Please count the lines of the data that contain "icon" and state only the total.

======== Records for the task

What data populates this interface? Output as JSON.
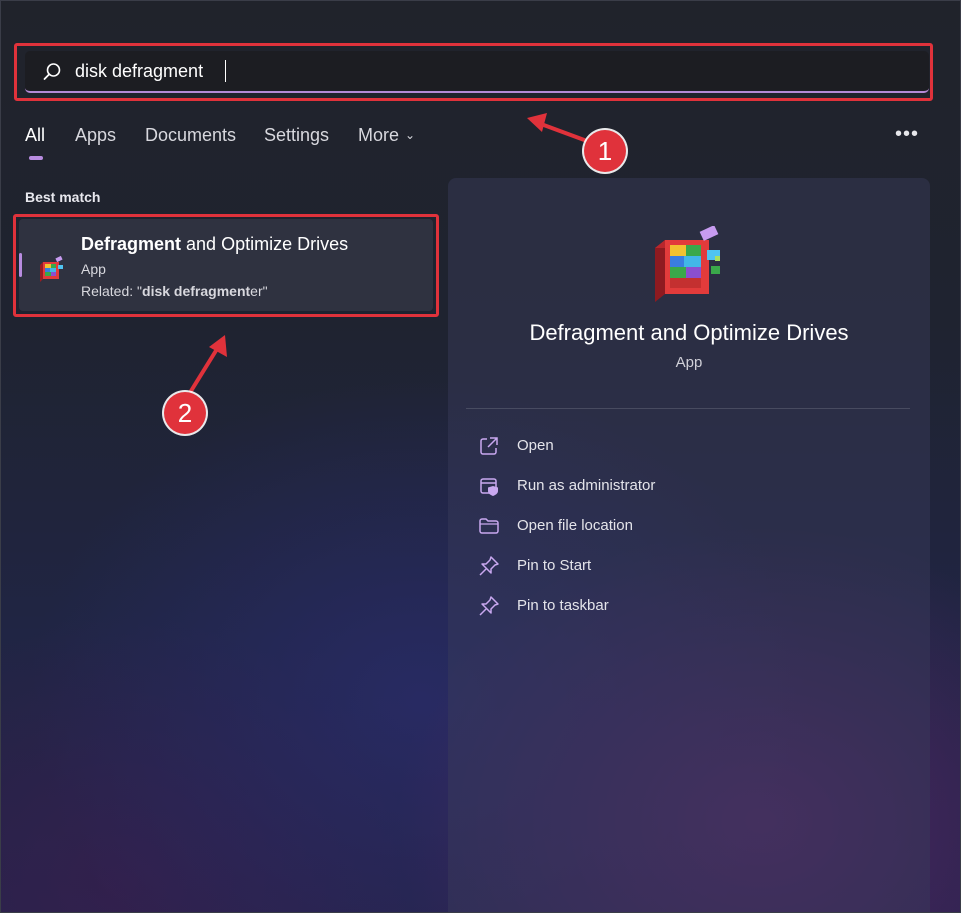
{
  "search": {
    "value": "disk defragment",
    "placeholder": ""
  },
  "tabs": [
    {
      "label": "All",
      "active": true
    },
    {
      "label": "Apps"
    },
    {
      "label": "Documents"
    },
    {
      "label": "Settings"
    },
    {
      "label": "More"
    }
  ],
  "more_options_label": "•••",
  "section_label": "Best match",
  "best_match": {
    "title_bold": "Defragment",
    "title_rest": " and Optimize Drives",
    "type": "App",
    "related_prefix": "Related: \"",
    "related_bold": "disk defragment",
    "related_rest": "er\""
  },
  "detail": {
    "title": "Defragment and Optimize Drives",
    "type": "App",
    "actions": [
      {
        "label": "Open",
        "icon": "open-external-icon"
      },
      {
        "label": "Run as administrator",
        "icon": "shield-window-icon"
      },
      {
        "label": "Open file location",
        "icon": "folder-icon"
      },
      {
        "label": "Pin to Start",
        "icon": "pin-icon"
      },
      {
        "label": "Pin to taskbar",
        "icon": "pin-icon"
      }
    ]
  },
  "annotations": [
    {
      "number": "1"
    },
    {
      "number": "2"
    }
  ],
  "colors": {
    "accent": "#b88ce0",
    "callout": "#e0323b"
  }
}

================

**Response to the task:**
5